Enrique Teran thinks that the real estate agent is “increasingly threatened as our industry adapts to new ways to try to automate and replace Realtor processes through the use of technology and shared knowledge.” And he think brokers need to do something about it.
- Avanti Way Realty co-founder Enrique Teran has called out lazy brokers relying on real estate boards for training and tools.
- Brokers should be actively trying to help their agents succeed so they continue to earn a place in the industry, he said.
- Brokers should be helping their agents interpret their transaction data and learn from it.
Enrique Teran thinks that the real estate agent is “increasingly threatened as our industry adapts to new ways to try to automate and replace Realtor processes through the use of technology and shared knowledge.”
And he thinks brokers need to do something about it.
“These challenges, which will ultimately shape the future of our industry, require brokers to strongly compete and innovate in developing unique solutions for both local consumers and agents to engage in their markets and survive,” Teran said.
The co-founder of the Miami-based tech-led real estate firm, Avanti Way Realty, has called for brokers to work more actively on their agents’ behalf rather than taking a hands-off attitude and letting real estate boards step in with tools and knowledge.
“A lot of brokers have moved away from escrow accounts; they are not involved in any of the [transaction] process but are just cashing the commission check,” he said. “They have become dependent on the board tools and teaching of their agents.
“It’s very sad to see our industry go that way.
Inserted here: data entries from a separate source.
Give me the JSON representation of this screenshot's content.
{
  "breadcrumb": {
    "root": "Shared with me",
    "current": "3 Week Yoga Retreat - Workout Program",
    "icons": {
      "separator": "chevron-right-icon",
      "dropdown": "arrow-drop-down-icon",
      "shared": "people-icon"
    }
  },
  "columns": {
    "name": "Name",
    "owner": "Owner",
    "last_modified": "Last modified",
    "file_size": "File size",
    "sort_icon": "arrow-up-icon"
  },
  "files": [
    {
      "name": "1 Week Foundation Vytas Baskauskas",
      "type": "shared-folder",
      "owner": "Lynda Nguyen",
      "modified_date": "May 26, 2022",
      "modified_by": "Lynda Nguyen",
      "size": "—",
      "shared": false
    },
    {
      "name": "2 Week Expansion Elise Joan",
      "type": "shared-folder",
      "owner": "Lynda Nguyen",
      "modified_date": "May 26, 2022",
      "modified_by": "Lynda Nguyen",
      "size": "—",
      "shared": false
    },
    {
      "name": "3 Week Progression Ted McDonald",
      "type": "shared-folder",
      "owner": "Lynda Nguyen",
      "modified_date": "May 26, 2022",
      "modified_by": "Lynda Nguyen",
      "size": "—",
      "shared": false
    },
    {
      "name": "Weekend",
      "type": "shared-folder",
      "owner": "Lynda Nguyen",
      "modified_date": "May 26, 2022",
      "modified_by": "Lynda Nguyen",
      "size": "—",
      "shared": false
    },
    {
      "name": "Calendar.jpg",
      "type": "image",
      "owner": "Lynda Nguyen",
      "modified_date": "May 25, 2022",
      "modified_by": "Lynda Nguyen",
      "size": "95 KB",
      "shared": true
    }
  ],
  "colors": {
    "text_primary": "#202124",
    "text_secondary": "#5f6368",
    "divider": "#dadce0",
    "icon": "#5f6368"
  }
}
At the end of the day, if the brokers are not being competitive, igniting the agent to be highly successful, what happens?”
The steps being taken by the boards to fill the void are well-meant, but unfortunately, they are not creating “conducive” conditions for brokers to become innovative and are not in the best interests of local consumers, said Teran.
“Boards are not providing an interpretation of the data — they are focused on giving them transaction tools instead of working with the brokers to incorporate these tools, to be smart and position their agents to compete and innovate for the future of the industry,” he said.
It should be brokers, not real estate boards, developing the agent
It should not be the boards and the National Association of Realtors developing agents, he added.
“The broker is the one who knows the local market and what their consumers demand,” said Teran.
Brokers need to stop being lazy, he said. “Instead of only trying to figure out clever ways to provide the highest possible commission split to attract agents, they should focus their energy on developing and innovating competent agents who consumers can benefit from,” he aid.
“I can tell you first-hand that agents would rather do $300,000 at a 50 percent split than $150,000 at 90 percent or even 100 percent splits,” said Teran.
More brokers are surviving by becoming a commodity
Brokers are surviving by becoming a commodity, he claimed.
“There will be commodity brokers, and then there will be a few brokers like ourselves that will truly always innovate and create a secure spot for the real estate agent.”
The Avanti Way co-founders have developed proprietary tools aimed at engaging agents and consumers in the transaction process, enabling agents to provide a “unique consumer experience.” The business, which has done more than $1.5 billion in sales volume since it began, has recently grown to 450 agents, taking it to the no. 2 brokerage for new agent in-take in the state of Florida.
Avanti Way is an accelerator
Their approach is that of an accelerator, similar to a tech business incubator, said MBA graduate and Avanti Way co-founder Andres Korda.
Teran and Korda are concentrating their efforts on providing their agents with current analytics and information, which will help them deliver a better consumer service.
This is something that is relatively straightforward to do when you are running the tech in-house, said Korda. Avanti Way has a remote tech team of 10-plus. Korda explained that the brokerage can track universal steps or actions that agents take in every transaction.
“For instance, the time it takes from the listing agreement to the transaction. We are then bringing this into cool algorithms for them that they are able to track, to come up with solutions and understand the agent’s evolution and any hurdles,” he said.
The brokerage has been innovative in challenging its agents and following their success. Avanti Way has set up the Agentpreneur learning and coaching system and Branchising, where ambitious agents and their teams can set up entire new offices with a central back-end support engine.
The brokerage has also recently added to its Agent Concierge virtual assistant platform by offering “a la carte” concierge services to its agents.
The creation of success comes from the agent
The agents’ ability to mine the data depends on them being pro-active.
“The creation of success has to come from the agent. Our job in the equation is to accelerate their professional growth,” said Teran.
“It’s about having the right people out there ready to take the tech on and raise the bar of the consumer experience,” said Korda.
“We’ve had great success with agents who were business people — after two or three years, they become several-million-dollar producers because they ‘get it,'” he said.
Attracting the right kind of agents for your tech real estate business
Korda said that Avanti Way attract agents who want to join for the tech as well as top agents who can’t scale to the next step, said Korda.
Two Avanti Way “branchise” offices were set up recently in Broward County and, after more careful expansion in Florida, Avanti Way will be looking at Texas and California as potential markets, said Teran.
The South Florida Business Journal named it no. 7 on its list of the top 10 fastest-growing companies in South Florida for 2015.